That is why at Bourn Hall the treatment is tailored to each individual and to each cycle.
We apply all our experience and scientific knowledge gained over the past 40 years.
Consideration is given to various factors (BMI, age, ovarian reserve etc) in deciding the type, dose and duration of drug treatment as well as the variety of laboratory techniques needed.
A lot of the information patients receive is based on the observed behaviour of groups of patients with similar characteristics. This information is good at predicting the likely outcome.
However biology being biology means that the result for an individual can vary by some margin from the statistical mean. The aim of our clinical research is to assess the variability and if possible reduce it.
Variation in ovarian response
An example is a recent study of over 2500 patients in our database which concludes that natural variations in the ovaries have a much greater impact on performance than previously thought. Adjusting the drug dose for subsequent cycles of IVF treatment does not always produce the anticipated result.
Dr Thanos Papathanasiou, our Regional Lead Clinician, comments about the findings to be presented in a poster prepared for the Fertility2019 conference in January. He says: “It is not unusual for patients to have a paradoxical or contradictory ovarian response for the second cycle, for example a lower stimulation dose can produce a higher egg yield.
We reviewed the results from over two thousand patients, comparing the drug protocol and egg yield for the first and subsequent cycles of treatment and concluded that natural variations in the ovary account for unexpected ovarian response during treatment. By using the patients as their own controls it was found that in only half of the cases did the ovaries perform as predicted in a second cycle.”
Dr Papathanasiou concluded: “The most interesting finding was that in 9-17 per cent of cases women experienced a paradoxical ovarian response, where adjusting the drug dosage had the opposite response to that expected.
We know there is huge variation in the quality and quantity of sperm produced and now this study shows that egg production is also highly variable. Only by tailoring our treatment to the individual will patients have the best chance of success.”
Dr Papathanasiou will also be presenting “The risk of ‘de novo’ poor ovarian response during repeat IVF: Results of an externally validated prediction model based on more than 4,000 women” on Friday 4th January 2019 at 14.20 in the short paper session at Fertility 2019.

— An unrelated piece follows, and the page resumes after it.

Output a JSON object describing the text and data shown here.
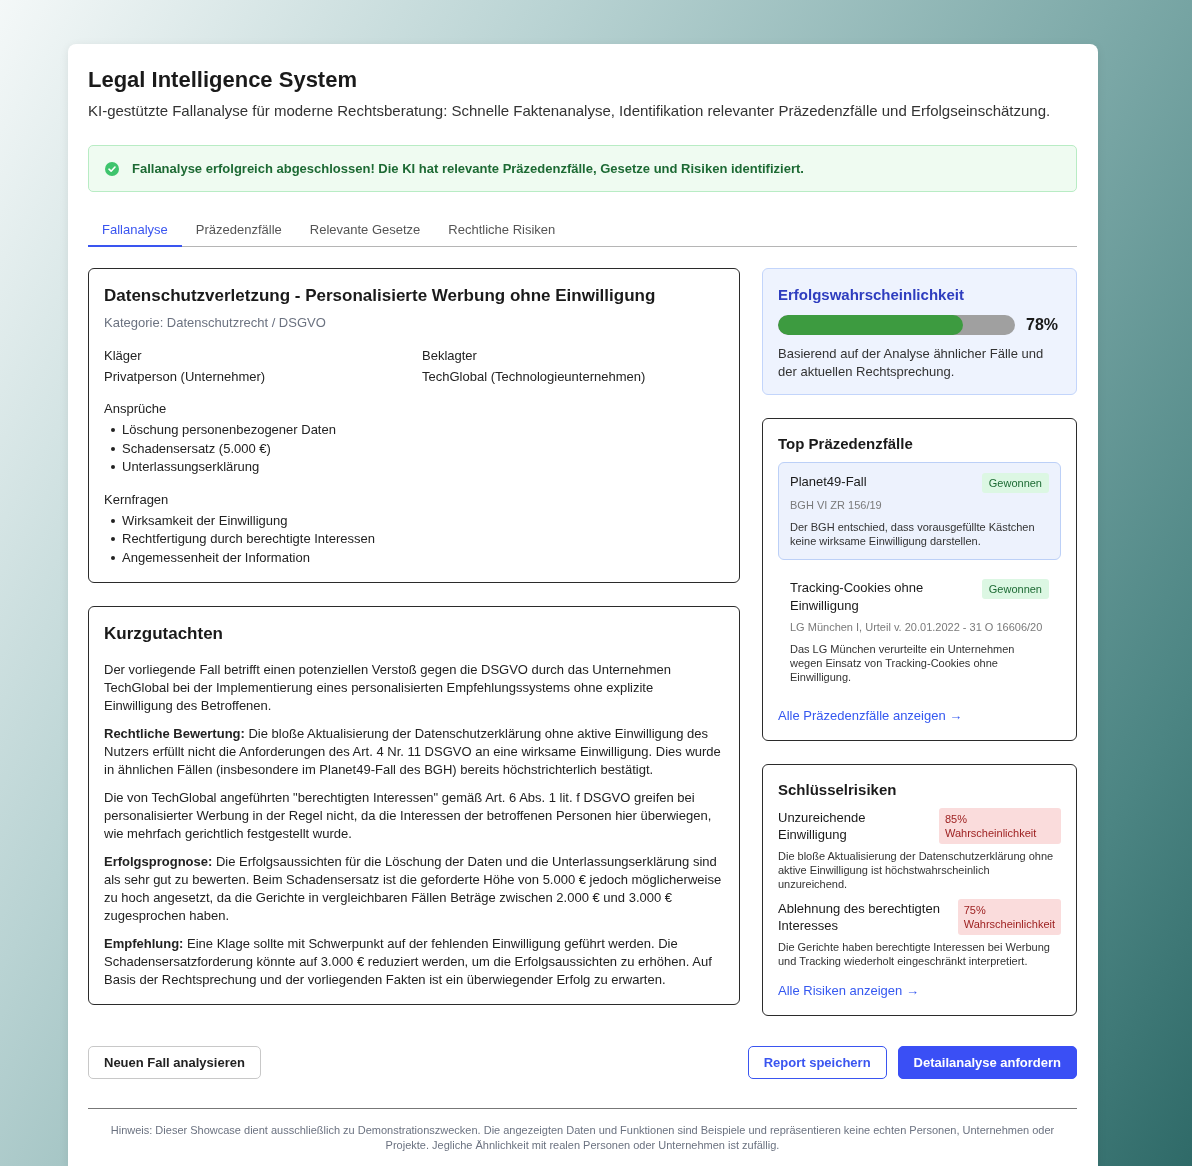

We will publish further details on our fertility insights blog early in the new year.